Before I headed to San Francisco, I did some research on photography communities there, because my friends from the city were all so engaged with other creatives. I found SFGuide, and was instantly inspired. I couldn’t believe there was such a diverse group of creative people shooting and sharing their work with a community that cared to see it. I was thrilled that SFGuide was sharing such amazing work from local artists and it definitely inspired me to get involved. I started engaging, tagging my photos, and discovering photographers that had been on the blog. It was so inspiring to be a part of such a supportive community. I love that communities like this can be brought together through Instagram. In fact, the only reason I know my San Francisco group is through the app, and that was the reason I was able to go to San Francisco in the first place. I stayed with one of my friends I made through Instagram, and the rest was history.
What are your favorite San Francisco-based Instagram accounts to follow?
I love the @49milessf, @Bay.shooters, and @coffeeandsunsetsf community accounts because they all do a great job of sharing community and showcasing talent. As far as personal accounts go, I am continuously inspired by work from @iwozzy, @kanecandrade, @andrewoptics, @collins.creations, @davvealcaraz, and @sf.dan. Their work is always fantastic and showcases unique perspectives from around the city.
What type of camera do you use? And what is your dream camera?
Currently, I use a Canon 60D. It’s about 7 years old, but I’m a believer that it’s the photographer and not the gear that makes the shot. But because I want to create videos and photo professionally, better gear is creatively freeing. My dream camera for both would be either the Canon EOS 1D, or the Sony A7sii. Both have astounding quality and many more features to create with.
What are your favorite settings in your idea shot?
That’s a really tough question also, because every shooting situation is different!
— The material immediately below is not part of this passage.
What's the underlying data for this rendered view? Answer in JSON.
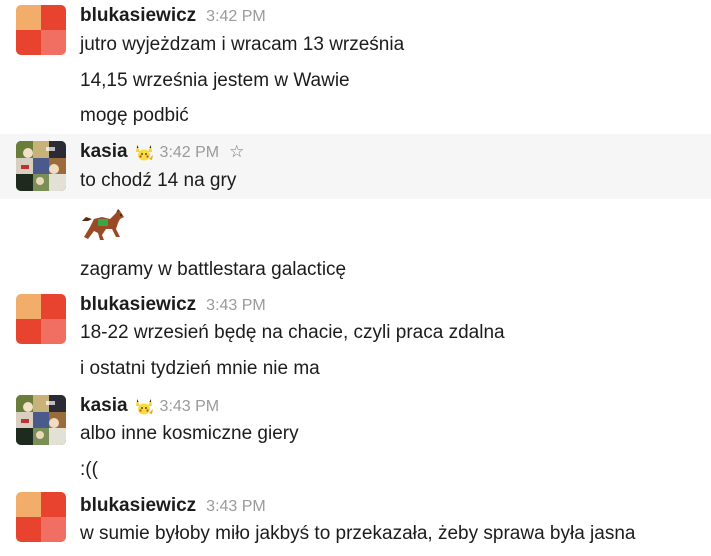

But I really love shooting in a variety of environments with my 50mm prime lens during the golden hour.
Lens: 50mm 1.8
Aperture: f 4.0
Shutter Speed: 250
White Balance: Automatic/5600k
Focus (Manual / Auto): Almost exclusively manual
Image Format (RAW / JPEG): Always Raw
What advice would you give to new or rising photographers that you wish you had received when you first started?
Don’t create for others, create for yourself. I hear so many stories of people making content that bores them for their Instagram page, but are never creatively driven to get better or try new things. It’s sad really. If you don’t love it, then why are you doing it? Try new things, be different. Nothing is worse than creatively limiting yourself to specific types of work. Especially if, in the end, it’s not even for yourself.
What do you love about living in the San Francisco Bay Area?
Although I don’t live there, I got a really intimate view of the city and its culture, and I can say that my favorite parts about living there would be the incredible sights around the city, the bay life, and the support that people have for each other. Whether it’s for your lifestyle, your art, your hobbies, passions, etc, there’s a community in San Francisco that wants you to share it with them. It’s uplifting and liberating to be able to travel 20 minutes from the city and be blessed with magnificent and iconic sights that are recognized around the world.
View Matthew’s 72 hour trip to San Francisco below: